--- YOUR GOAL ---
Which lines in the records below contain the word "JSON"? Copy each one out.

Records from a collection
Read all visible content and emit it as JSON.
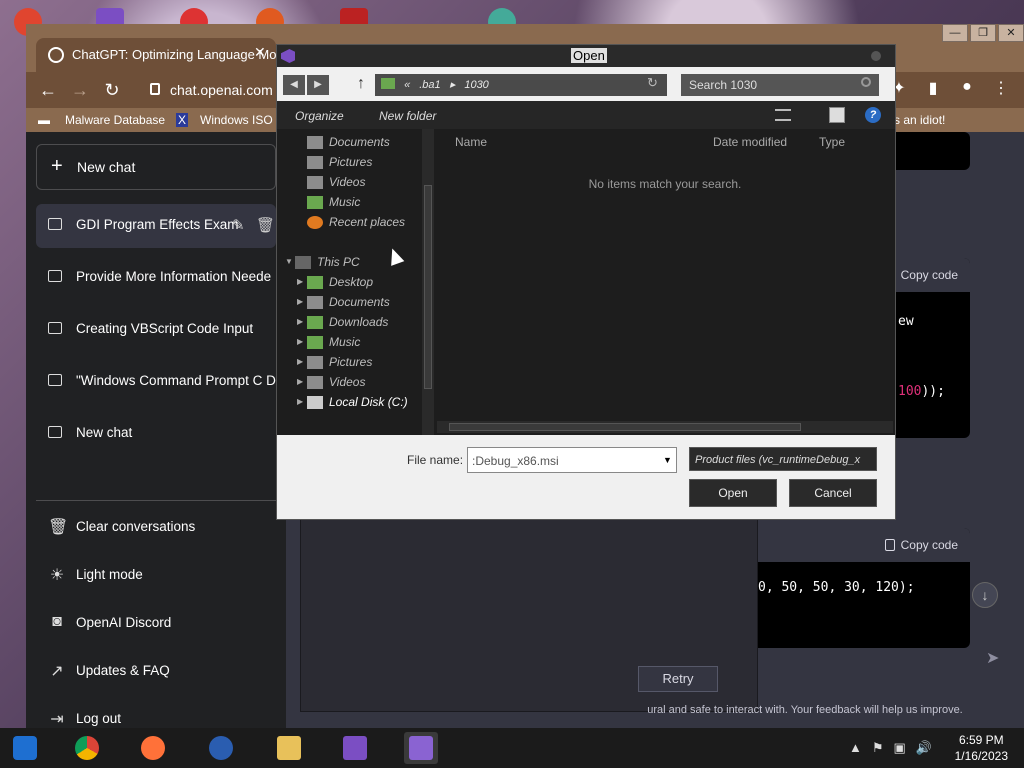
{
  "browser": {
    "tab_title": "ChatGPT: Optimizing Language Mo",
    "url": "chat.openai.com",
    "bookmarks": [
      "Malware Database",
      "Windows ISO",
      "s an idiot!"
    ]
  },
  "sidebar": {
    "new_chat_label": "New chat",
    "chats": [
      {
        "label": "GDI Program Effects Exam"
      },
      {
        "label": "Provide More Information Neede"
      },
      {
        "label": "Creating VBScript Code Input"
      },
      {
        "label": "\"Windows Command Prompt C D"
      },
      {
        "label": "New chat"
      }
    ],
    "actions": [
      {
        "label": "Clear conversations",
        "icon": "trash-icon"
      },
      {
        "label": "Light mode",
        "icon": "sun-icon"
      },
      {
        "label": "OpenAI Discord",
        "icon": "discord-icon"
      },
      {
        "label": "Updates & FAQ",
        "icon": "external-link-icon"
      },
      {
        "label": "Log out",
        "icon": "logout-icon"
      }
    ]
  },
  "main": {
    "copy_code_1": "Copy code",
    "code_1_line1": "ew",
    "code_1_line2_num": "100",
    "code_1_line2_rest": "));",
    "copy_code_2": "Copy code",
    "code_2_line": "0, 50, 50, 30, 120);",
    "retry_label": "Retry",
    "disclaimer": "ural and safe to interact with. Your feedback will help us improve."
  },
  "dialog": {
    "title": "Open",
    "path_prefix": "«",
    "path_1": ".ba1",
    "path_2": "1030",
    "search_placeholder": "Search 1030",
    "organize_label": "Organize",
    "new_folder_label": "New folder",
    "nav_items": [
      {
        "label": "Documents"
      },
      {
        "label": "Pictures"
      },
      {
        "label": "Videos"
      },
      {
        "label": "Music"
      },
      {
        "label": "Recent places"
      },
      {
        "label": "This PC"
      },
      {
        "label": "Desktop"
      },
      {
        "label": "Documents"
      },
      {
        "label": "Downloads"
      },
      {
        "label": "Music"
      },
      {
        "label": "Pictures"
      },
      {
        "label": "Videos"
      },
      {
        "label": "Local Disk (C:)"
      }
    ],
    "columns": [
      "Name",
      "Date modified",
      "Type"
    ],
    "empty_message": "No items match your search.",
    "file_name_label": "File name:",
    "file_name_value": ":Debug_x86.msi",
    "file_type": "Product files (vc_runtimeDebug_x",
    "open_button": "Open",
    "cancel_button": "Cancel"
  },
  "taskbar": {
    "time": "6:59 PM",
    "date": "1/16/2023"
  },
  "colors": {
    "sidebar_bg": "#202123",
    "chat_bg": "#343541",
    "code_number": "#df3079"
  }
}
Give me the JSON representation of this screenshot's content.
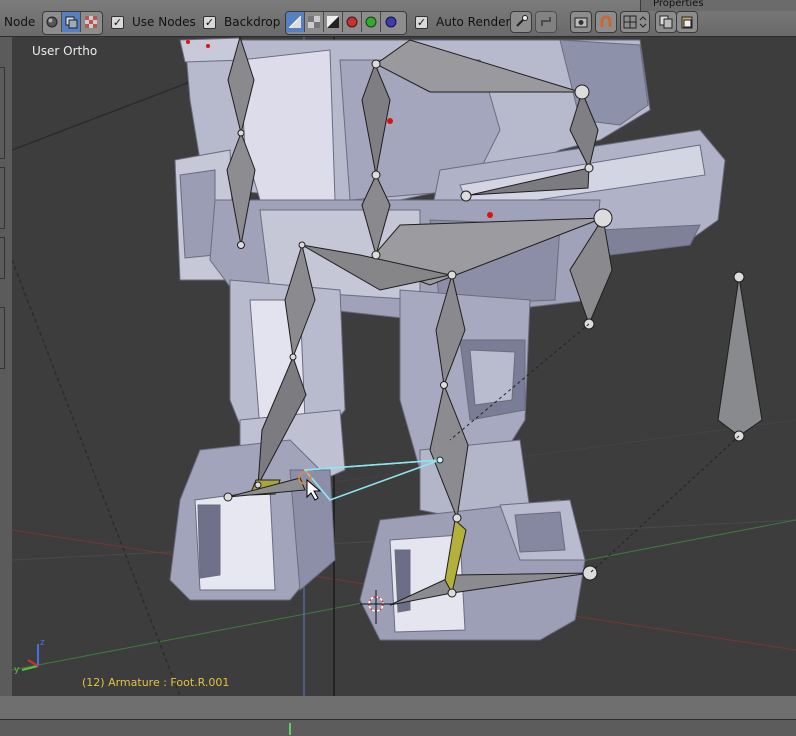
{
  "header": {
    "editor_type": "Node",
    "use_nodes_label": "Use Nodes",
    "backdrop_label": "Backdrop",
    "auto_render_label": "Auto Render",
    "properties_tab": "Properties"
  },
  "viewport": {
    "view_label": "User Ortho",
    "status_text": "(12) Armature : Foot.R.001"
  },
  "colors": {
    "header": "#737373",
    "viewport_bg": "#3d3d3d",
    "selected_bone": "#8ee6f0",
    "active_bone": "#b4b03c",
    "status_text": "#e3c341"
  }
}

--- ANSWER SECTION ---
Read all visible content and emit it as JSON.
Give me the JSON representation of this screenshot's content.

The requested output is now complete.